Joe Garagiola

A journeyman catcher for nine seasons with the Cardinals, Pirates, Cubs and Giants who in retirement became one of the game’s best-loved broadcasters. 

“Being traded is like celebrating your 100th birthday. It’s not the happiest occasion in the world, but consider the alternative.” -Joe Garagiola

Joe Garagiola grew up with Yogi Berra in the Italian Hill Neighborhood in St. Louis, and at 16, entered the major leagues as a catcher for his hometown team (Berra, insulted by his comparatively lower signing bonus, ended up with the Yankees). A major league player for nine seasons with the Cardinals, Pirates, Cubs and Giants, Garagiola played with St. Louis in the World Series in 1946 and retired in 1954 with a .244 average.

His interest in broadcasting began in 1950, when he tuned in to his team’s radio broadcasts while convalescing from a shoulder separation. Following his retirement as a player after the 1954 season, he was offered a job with the Cardinals’ broadcast crew. He was a natural in the booth and endeared himself to audiences with his likable on-air persona, as well as his skill in calling games.

His progression behind the microphone included the Game of the Week, All-Star Game and World Series with NBC-TV throughout the 1960s, New York Yankee telecasts with Red Barber, Phil Rizzuto, and Jerry Coleman from 1965-66, the NBC Today Show, California Angels telecasts, and telecasts for the Diamondbacks.

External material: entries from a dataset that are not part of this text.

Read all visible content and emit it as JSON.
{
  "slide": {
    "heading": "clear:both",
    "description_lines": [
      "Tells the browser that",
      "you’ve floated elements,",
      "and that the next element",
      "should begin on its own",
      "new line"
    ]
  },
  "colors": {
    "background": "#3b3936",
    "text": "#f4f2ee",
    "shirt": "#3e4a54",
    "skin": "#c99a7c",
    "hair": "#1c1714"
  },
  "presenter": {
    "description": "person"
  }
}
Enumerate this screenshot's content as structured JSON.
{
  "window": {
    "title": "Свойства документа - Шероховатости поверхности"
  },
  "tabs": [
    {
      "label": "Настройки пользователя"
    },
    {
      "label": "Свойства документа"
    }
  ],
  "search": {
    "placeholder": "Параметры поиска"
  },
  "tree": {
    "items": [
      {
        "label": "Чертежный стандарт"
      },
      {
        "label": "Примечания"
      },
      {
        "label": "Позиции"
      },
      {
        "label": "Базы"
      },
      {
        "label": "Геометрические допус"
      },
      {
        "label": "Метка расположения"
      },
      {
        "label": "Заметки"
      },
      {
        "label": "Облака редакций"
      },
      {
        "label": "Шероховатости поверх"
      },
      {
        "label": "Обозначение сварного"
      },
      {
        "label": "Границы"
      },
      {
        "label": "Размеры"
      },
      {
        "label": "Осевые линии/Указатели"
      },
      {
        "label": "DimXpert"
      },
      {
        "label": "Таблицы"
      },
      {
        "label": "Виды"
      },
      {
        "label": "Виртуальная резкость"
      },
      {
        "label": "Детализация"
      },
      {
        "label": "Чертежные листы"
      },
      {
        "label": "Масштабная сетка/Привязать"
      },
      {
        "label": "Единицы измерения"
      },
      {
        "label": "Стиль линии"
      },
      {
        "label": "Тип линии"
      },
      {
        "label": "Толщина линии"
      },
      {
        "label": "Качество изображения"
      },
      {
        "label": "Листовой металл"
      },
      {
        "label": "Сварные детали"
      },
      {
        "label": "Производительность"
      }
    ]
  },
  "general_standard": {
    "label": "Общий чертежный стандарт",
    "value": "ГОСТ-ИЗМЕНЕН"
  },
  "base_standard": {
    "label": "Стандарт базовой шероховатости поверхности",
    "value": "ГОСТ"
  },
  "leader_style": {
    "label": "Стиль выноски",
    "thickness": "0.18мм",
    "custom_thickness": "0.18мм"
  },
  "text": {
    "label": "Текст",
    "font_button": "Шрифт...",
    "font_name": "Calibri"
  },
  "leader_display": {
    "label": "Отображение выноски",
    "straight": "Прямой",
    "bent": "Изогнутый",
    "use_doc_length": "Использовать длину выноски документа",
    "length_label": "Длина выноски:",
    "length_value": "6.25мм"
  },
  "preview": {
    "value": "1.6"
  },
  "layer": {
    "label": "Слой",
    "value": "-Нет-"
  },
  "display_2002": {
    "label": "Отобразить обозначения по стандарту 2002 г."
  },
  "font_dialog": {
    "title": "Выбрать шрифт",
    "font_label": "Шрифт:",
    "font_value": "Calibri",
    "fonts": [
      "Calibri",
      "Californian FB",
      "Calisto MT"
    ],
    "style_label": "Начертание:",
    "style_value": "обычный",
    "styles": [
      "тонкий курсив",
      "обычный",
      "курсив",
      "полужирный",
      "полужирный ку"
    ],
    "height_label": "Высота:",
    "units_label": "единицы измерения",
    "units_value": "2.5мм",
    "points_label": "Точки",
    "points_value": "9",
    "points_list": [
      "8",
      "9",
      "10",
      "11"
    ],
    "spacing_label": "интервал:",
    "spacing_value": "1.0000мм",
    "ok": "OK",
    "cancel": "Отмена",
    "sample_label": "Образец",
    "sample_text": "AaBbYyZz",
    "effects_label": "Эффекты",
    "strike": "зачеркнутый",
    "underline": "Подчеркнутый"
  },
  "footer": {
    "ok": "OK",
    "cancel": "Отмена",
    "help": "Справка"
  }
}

Garagiola currently lives in Arizona and serves as President Emeritus of the Baseball Assistance Team (BAT), a nonprofit organization that offers financial assistance to former professional baseball players and their families. He is also the National Chairman of Oral Health America’s National Spit Tobacco Education Program (NSTEP), and does a great deal of work with the Pima Indian Tribe of St. Peter’s Indian Mission in Bapchule, Arizona. Garagiola will often trade speaking fees (no in trade) for school buses, sports fields or other donations to St. Peter’s.

Joe Garagiola won the Peabody Award in 1973 for his pre-game broadcast, “Joe Garagiola’s World of Baseball,” and was elected to the National Baseball Hall of Fame’s Broadcast wing after receiving the Ford C. Frick Award in 1991. He was elected to the National Italian American Sports Hall of Fame in 1988.